Offense Consequences
OWVI  $500 added as driver responsibility fees (2 years)
OWI $1,000 added as driver responsibility fees (2 years)

 

Misdemeanors 

Misdemeanors are punishable by a minimum of 93 days up to a maximum of up to one year in jail. Some examples of misdemeanors include the following:

  • Assault and Battery
  • Failure to yield to an emergency vehicle
  • Driving while license suspended – MCL 257.904

           
In addition, some local ordinances carry misdemeanor charges if they are violated

Felonies

Felonies can be very serious crimes, and include: murder, manslaughter, criminal sexual conduct, kidnapping, larceny and embezzlement. They are punishable by a sentence of two years or more in jail.

A felony can be charged by the local or state government in Circuit Court. Also, the federal government may bring federal charges if they relate to a federal statute such as Medicare/Medicaid Fraud or other violations of federal laws.

There are many steps to the criminal proceedings in a felony case:

  1. Arrest/Jail
  2. Bond
  3. Arraignment* in District Court
  4. Preliminary Examination (in District Court)
  5. Arraignment* in Circuit Court
  6. Motion(s) to Quash (optional)
  7. Pre-Trial
  8. Jury/Bench Trial**
  9. Sentencing
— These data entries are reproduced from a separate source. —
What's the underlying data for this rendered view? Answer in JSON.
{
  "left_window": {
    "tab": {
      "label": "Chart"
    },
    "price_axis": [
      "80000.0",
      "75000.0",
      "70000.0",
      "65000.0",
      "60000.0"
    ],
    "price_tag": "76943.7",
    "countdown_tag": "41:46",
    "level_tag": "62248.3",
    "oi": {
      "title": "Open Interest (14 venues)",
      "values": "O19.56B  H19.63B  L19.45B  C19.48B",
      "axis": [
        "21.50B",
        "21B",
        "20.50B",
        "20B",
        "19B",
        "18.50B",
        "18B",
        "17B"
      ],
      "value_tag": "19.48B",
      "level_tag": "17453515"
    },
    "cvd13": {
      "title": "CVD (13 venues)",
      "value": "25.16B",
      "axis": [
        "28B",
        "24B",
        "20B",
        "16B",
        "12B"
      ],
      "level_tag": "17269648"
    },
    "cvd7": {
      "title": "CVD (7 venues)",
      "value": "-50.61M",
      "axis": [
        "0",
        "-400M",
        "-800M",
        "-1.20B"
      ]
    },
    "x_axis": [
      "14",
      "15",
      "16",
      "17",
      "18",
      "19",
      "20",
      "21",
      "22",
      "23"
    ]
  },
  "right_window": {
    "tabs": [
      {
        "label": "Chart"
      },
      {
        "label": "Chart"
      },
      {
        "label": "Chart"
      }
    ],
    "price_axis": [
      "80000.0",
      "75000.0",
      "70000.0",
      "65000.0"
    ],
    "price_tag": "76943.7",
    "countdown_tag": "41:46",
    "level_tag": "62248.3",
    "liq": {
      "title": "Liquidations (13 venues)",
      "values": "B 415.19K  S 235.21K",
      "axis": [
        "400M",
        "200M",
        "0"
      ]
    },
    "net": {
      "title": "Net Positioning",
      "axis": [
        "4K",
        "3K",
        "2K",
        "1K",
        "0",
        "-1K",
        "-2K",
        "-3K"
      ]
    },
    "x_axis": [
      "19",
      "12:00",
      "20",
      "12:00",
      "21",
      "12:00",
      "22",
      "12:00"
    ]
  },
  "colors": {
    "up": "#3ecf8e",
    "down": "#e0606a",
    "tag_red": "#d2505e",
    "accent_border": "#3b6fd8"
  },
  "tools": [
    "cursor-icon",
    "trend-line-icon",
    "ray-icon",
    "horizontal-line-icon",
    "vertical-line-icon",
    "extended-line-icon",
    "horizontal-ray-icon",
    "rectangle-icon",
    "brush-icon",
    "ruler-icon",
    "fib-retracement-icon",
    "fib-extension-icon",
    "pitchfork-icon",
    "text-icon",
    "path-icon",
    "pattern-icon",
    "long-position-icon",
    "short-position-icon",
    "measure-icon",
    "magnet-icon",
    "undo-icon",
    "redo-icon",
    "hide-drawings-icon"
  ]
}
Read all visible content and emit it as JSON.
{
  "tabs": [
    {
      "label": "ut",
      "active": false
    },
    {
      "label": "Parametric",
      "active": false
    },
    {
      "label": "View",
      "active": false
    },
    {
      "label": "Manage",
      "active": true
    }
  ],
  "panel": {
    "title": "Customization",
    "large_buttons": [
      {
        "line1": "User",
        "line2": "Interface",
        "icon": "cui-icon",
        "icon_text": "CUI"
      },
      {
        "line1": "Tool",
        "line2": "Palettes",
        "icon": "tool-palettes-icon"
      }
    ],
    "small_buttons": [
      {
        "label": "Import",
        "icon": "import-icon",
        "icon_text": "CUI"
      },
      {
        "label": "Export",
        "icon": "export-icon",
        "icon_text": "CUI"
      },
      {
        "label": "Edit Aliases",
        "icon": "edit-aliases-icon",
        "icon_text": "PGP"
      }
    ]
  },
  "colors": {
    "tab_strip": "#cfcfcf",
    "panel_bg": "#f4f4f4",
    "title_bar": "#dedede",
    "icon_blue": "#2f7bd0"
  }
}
* Arraignment is a procedure at which the charges are read to the accused in open court.

**A bench trial is a trial in front of a judge without a jury.

Driver License Appeals

If a license is suspended or revoked, the person can schedule a hearing before the DLAD (Drivers License Appeal Department), and make an appeal to get their license back. The DLAD is the prosecution wing of the Secretary of State.

If the DLAD appeal is refused, the next step is to appeal to the circuit court. The court may give the person’s license back if the person can show hardship. An example of hardship is if the person is the sole wage earner of the family and needs to drive to work. Sometimes a revoked license will be given back, but with restrictions.

It is highly recommended to have an attorney with you for an appeal.

Criminal Investigation

Prior to being charged with a felony, a person may be contacted by the local law enforcement investigating the crime. Note: If you are contacted by a local law enforcement agency for questioning, we strongly suggest that you contact an attorney right away as you may be the target of the investigation. You should not speak to the law enforcement agency without your own attorney present at the meeting.

Probation Violations

Probation violations are separate crimes. Any violation of the terms of your probation can be considered a crime. For example, a person with an OWI conviction might be on probation for one year and is not allowed to drink alcohol during that time.

If, during the probation period, the person who is on probation is pulled over for another drunk driving offense, there might be a new charge for OWI 2nd offense. In addition, the person may have violated their probation in the OWI 1st offense case, and they would then be charged with a probation violation as an additional crime, and could be sanctioned to jail or any other penalty that the court deems appropriate.